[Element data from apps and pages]
>>>

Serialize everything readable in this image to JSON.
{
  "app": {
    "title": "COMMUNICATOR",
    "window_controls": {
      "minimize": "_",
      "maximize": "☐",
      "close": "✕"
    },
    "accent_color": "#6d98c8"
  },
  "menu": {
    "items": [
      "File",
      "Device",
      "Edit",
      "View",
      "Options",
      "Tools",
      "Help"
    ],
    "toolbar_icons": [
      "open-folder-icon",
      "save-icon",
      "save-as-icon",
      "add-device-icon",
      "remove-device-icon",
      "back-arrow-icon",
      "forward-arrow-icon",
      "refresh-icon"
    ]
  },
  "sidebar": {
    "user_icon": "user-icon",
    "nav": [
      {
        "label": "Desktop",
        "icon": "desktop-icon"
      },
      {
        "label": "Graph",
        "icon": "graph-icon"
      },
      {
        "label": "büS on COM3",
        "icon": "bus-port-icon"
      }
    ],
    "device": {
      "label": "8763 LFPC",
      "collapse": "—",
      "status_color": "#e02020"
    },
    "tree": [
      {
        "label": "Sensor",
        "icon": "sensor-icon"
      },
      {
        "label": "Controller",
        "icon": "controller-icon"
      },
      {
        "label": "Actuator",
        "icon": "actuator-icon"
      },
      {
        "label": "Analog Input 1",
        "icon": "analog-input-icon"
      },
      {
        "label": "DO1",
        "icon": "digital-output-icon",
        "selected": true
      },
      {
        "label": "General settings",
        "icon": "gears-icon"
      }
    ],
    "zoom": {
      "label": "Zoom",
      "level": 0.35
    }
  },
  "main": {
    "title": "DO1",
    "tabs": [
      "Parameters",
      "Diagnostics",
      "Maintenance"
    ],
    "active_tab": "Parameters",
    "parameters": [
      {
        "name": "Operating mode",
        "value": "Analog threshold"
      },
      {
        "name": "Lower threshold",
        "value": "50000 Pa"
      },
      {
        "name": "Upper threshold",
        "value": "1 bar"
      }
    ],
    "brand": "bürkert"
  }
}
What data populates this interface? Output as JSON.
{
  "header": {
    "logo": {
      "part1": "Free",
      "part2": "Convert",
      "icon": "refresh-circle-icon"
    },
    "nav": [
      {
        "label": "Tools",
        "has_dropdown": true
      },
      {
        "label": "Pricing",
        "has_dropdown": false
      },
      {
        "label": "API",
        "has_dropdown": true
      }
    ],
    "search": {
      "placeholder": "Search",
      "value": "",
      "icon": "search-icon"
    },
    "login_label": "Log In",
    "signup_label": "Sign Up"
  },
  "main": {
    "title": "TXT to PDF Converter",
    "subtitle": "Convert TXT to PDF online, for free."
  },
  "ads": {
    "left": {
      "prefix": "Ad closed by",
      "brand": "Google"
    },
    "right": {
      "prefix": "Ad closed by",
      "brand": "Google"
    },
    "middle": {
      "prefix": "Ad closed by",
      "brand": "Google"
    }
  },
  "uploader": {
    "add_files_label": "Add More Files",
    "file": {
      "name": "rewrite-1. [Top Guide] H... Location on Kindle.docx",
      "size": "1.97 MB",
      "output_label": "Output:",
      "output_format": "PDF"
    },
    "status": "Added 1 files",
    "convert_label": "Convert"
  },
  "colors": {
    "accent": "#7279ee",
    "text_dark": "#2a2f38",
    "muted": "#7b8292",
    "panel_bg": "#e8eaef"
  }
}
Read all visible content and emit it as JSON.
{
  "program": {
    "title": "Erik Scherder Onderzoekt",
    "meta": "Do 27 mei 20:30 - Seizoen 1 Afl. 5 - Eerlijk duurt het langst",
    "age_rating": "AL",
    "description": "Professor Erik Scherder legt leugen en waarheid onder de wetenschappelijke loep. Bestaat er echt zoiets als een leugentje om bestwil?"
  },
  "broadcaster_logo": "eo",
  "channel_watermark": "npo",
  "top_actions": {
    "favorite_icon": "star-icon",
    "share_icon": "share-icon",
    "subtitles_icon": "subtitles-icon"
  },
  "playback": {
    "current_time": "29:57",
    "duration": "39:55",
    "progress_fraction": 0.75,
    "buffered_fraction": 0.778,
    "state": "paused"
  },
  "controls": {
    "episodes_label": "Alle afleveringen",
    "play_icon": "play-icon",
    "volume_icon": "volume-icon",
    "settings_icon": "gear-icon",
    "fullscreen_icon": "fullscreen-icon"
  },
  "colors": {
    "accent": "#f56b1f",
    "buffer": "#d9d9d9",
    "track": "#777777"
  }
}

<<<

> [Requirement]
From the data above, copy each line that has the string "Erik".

> [Exercise output]
    "title": "Erik Scherder Onderzoekt",
    "description": "Professor Erik Scherder legt leugen en waarheid onder de wetenschappelijke loep. Bestaat er echt zoiets als een leugentje om bestwil?"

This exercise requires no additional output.